#### [EXERCISE REQUIREMENTS]
Everything from the line that holds "What data populates" through the end of the listing below must be retyped word for word, without any pictures.

#### [EXCERPTED DATA]
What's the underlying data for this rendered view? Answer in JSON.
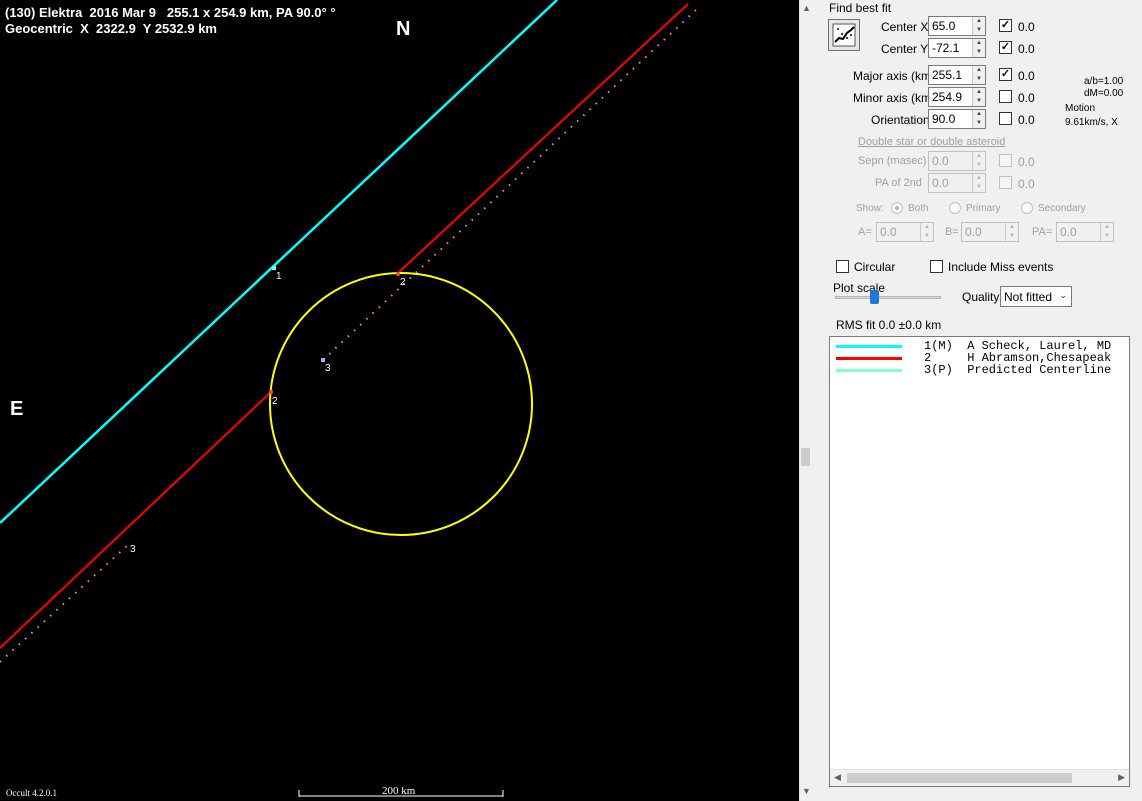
{
  "plot": {
    "header_line1": "(130) Elektra  2016 Mar 9   255.1 x 254.9 km, PA 90.0° °",
    "header_line2": "Geocentric  X  2322.9  Y 2532.9 km",
    "north_label": "N",
    "east_label": "E",
    "version": "Occult 4.2.0.1",
    "scale_label": "200 km",
    "chord_labels": {
      "cyan_1": "1",
      "red_top_2": "2",
      "red_top_dot_3": "3",
      "red_bottom_2": "2",
      "red_bottom_3": "3"
    },
    "colors": {
      "background": "#000000",
      "ellipse": "#ffff00",
      "chord1": "#00ffff",
      "chord2": "#ff0000",
      "dots": "#ff7f9f"
    }
  },
  "panel": {
    "find_best_fit": "Find best fit",
    "find_icon": "chart-fit-icon",
    "center_x": {
      "label": "Center X",
      "value": "65.0",
      "checked": true,
      "result": "0.0"
    },
    "center_y": {
      "label": "Center Y",
      "value": "-72.1",
      "checked": true,
      "result": "0.0"
    },
    "major_axis": {
      "label": "Major axis (km)",
      "value": "255.1",
      "checked": true,
      "result": "0.0"
    },
    "minor_axis": {
      "label": "Minor axis (km)",
      "value": "254.9",
      "checked": false,
      "result": "0.0"
    },
    "orientation": {
      "label": "Orientation",
      "value": "90.0",
      "checked": false,
      "result": "0.0"
    },
    "ab_ratio": "a/b=1.00",
    "dm": "dM=0.00",
    "motion_label": "Motion",
    "motion_value": "9.61km/s, X",
    "double_star_link": "Double star  or  double asteroid",
    "sepn": {
      "label": "Sepn (masec)",
      "value": "0.0",
      "result": "0.0"
    },
    "pa2nd": {
      "label": "PA of 2nd",
      "value": "0.0",
      "result": "0.0"
    },
    "show_label": "Show:",
    "show_options": [
      "Both",
      "Primary",
      "Secondary"
    ],
    "show_selected": "Both",
    "a_eq": {
      "label": "A=",
      "value": "0.0"
    },
    "b_eq": {
      "label": "B=",
      "value": "0.0"
    },
    "pa_eq": {
      "label": "PA=",
      "value": "0.0"
    },
    "circular_label": "Circular",
    "include_miss_label": "Include Miss events",
    "plot_scale_label": "Plot scale",
    "quality_label": "Quality",
    "quality_value": "Not fitted",
    "rms_fit": "RMS fit  0.0 ±0.0 km",
    "legend": [
      {
        "color": "#00ffff",
        "text": "1(M)  A Scheck, Laurel, MD"
      },
      {
        "color": "#ff0000",
        "text": "2     H Abramson,Chesapeak"
      },
      {
        "color": "#7fffd4",
        "text": "3(P)  Predicted Centerline"
      }
    ]
  }
}
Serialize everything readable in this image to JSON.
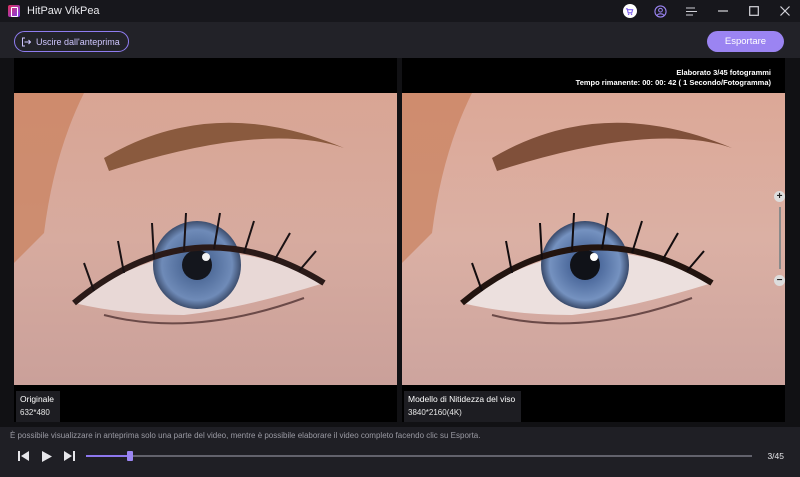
{
  "app": {
    "title": "HitPaw VikPea"
  },
  "toolbar": {
    "exit_label": "Uscire dall'anteprima",
    "export_label": "Esportare"
  },
  "left_panel": {
    "title": "Originale",
    "resolution": "632*480"
  },
  "right_panel": {
    "title": "Modello di Nitidezza del viso",
    "resolution": "3840*2160(4K)",
    "progress_line": "Elaborato 3/45 fotogrammi",
    "remaining_line": "Tempo rimanente: 00: 00: 42 ( 1 Secondo/Fotogramma)"
  },
  "zoom": {
    "plus": "+",
    "minus": "−"
  },
  "notice": "È possibile visualizzare in anteprima solo una parte del video, mentre è possibile elaborare il video completo facendo clic su Esporta.",
  "playback": {
    "current_frame": 3,
    "total_frames": 45,
    "counter": "3/45"
  },
  "colors": {
    "accent": "#9b84f2",
    "background": "#111114",
    "toolbar": "#222228"
  }
}
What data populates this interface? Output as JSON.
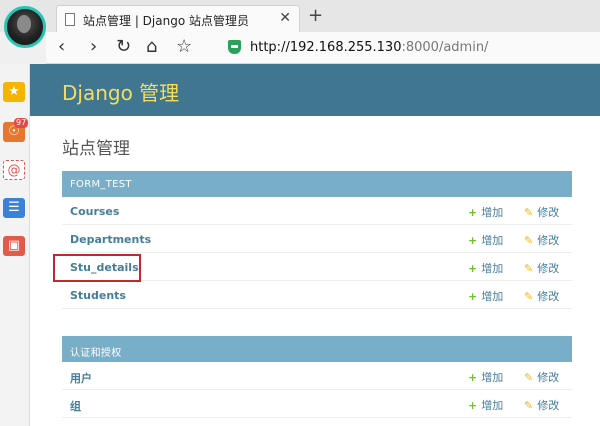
{
  "browser": {
    "tab_title": "站点管理 | Django 站点管理员",
    "tab_close": "✕",
    "new_tab": "+",
    "url_host": "http://192.168.255.130",
    "url_rest": ":8000/admin/"
  },
  "sidebar": {
    "weibo_badge": "97"
  },
  "header": {
    "brand": "Django 管理"
  },
  "content": {
    "title": "站点管理"
  },
  "modules": [
    {
      "caption": "FORM_TEST",
      "rows": [
        {
          "name": "Courses",
          "add": "增加",
          "change": "修改"
        },
        {
          "name": "Departments",
          "add": "增加",
          "change": "修改"
        },
        {
          "name": "Stu_details",
          "add": "增加",
          "change": "修改"
        },
        {
          "name": "Students",
          "add": "增加",
          "change": "修改"
        }
      ]
    },
    {
      "caption": "认证和授权",
      "rows": [
        {
          "name": "用户",
          "add": "增加",
          "change": "修改"
        },
        {
          "name": "组",
          "add": "增加",
          "change": "修改"
        }
      ]
    }
  ],
  "colors": {
    "header_bg": "#417690",
    "brand": "#f5dd5d",
    "caption_bg": "#79aec8",
    "link": "#447e9b",
    "add_icon": "#70bf2b",
    "change_icon": "#efb80b",
    "highlight": "#c0282d"
  }
}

#### [RESULT FOR THIS TASK]
What data populates this interface? Output as JSON.
{
  "browser": {
    "tab_title": "站点管理 | Django 站点管理员",
    "tab_close": "✕",
    "new_tab": "+",
    "url_host": "http://192.168.255.130",
    "url_rest": ":8000/admin/"
  },
  "sidebar": {
    "weibo_badge": "97"
  },
  "header": {
    "brand": "Django 管理"
  },
  "content": {
    "title": "站点管理"
  },
  "modules": [
    {
      "caption": "FORM_TEST",
      "rows": [
        {
          "name": "Courses",
          "add": "增加",
          "change": "修改"
        },
        {
          "name": "Departments",
          "add": "增加",
          "change": "修改"
        },
        {
          "name": "Stu_details",
          "add": "增加",
          "change": "修改"
        },
        {
          "name": "Students",
          "add": "增加",
          "change": "修改"
        }
      ]
    },
    {
      "caption": "认证和授权",
      "rows": [
        {
          "name": "用户",
          "add": "增加",
          "change": "修改"
        },
        {
          "name": "组",
          "add": "增加",
          "change": "修改"
        }
      ]
    }
  ],
  "colors": {
    "header_bg": "#417690",
    "brand": "#f5dd5d",
    "caption_bg": "#79aec8",
    "link": "#447e9b",
    "add_icon": "#70bf2b",
    "change_icon": "#efb80b",
    "highlight": "#c0282d"
  }
}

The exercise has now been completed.